The executive order is filled with lots of jargon, and comes at a time when there is a lot of activity surrounding Pennsylvania elections – over a third of Pennsylvania voters lack confidence in the results of the 2020 election, and bitter feuds in statewide contests have prompted multiple visits to the state by current and former presidents. City & State has put together a guide to understanding Wolf’s latest executive order, and how it impacts voters ahead of November’s midterm elections.
What does Wolf’s executive order do?
Wolf’s executive order adds six state agencies to the list of commonwealth departments that already provide voters with voter registration materials, which include voter registration applications and instructions about the registration process.
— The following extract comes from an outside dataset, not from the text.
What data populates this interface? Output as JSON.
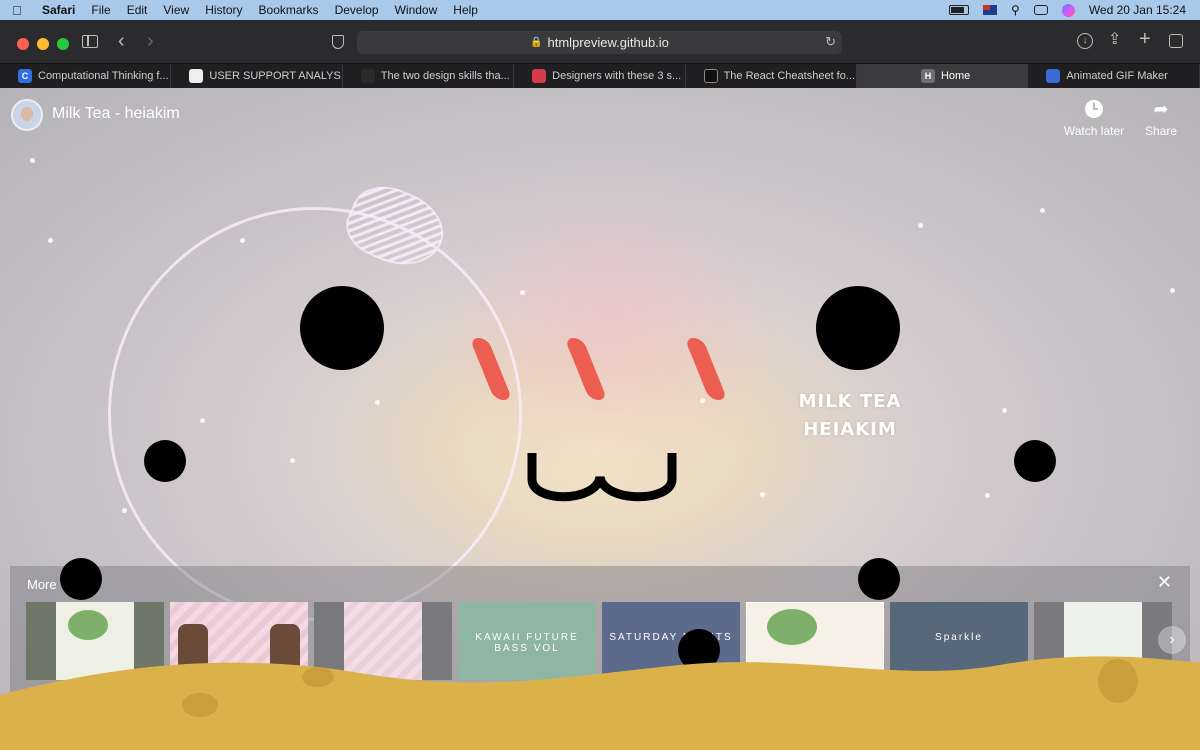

Under the executive order, state agencies must now provide voter registration information at the following locations and events:
- Events at the Pennsylvania Farm Show Complex
- 121 state park office locations
- PA CareerLink offices
- State veterans homes
The order establishes the Department of State, the Department of Agriculture, the Department of Conservation and Natural Resources, the Bureau of Community Corrections at the Department of Corrections, the Department of Education, PA CareerLink offices and the Department of Military and Veterans Affairs as dedicated “Voter Registration Distribution Agencies.” This means that voter registration applications and other materials will now be available at offices and locations overseen by each state agency.
What changes under the executive order?
Put simply, Pennsylvanians will have access to more voter registration applications and instructional materials than they did prior to the executive order.
A range of state agencies and programs were already required to provide voter registration opportunities to voters under the National Voter Registration Act of 1993. Under the federal law, voter registration applications and other materials are available at county assistance offices, state mental hospitals and intermediate care facilities, student disability offices at state universities, military recruitment centers and other offices that oversee state programs.
Now, additional state agencies and locations will provide access to voter registration applications and instructional materials in response to Wolf’s executive order, which takes effect immediately.
Does this have anything to do with a new election funding program?
The Wolf administration also announced this week that it has determined how much counties will receive as part of a $45 million election security and integrity grant program, though the initiative has nothing to do with the governor’s executive order.
The $45 million Election Integrity Grant Program, as it’s known, will provide state funding to counties for election-related security costs, ballot printing, training for election officials, compensation for election staff, secure storage and transportation of voting machines and processing voter registration applications, among other uses.
The program was created through a bipartisan agreement between state lawmakers and the Wolf administration this summer, which also bans counties from taking grants from outside organizations.
Wolf’s full executive order can be viewed below.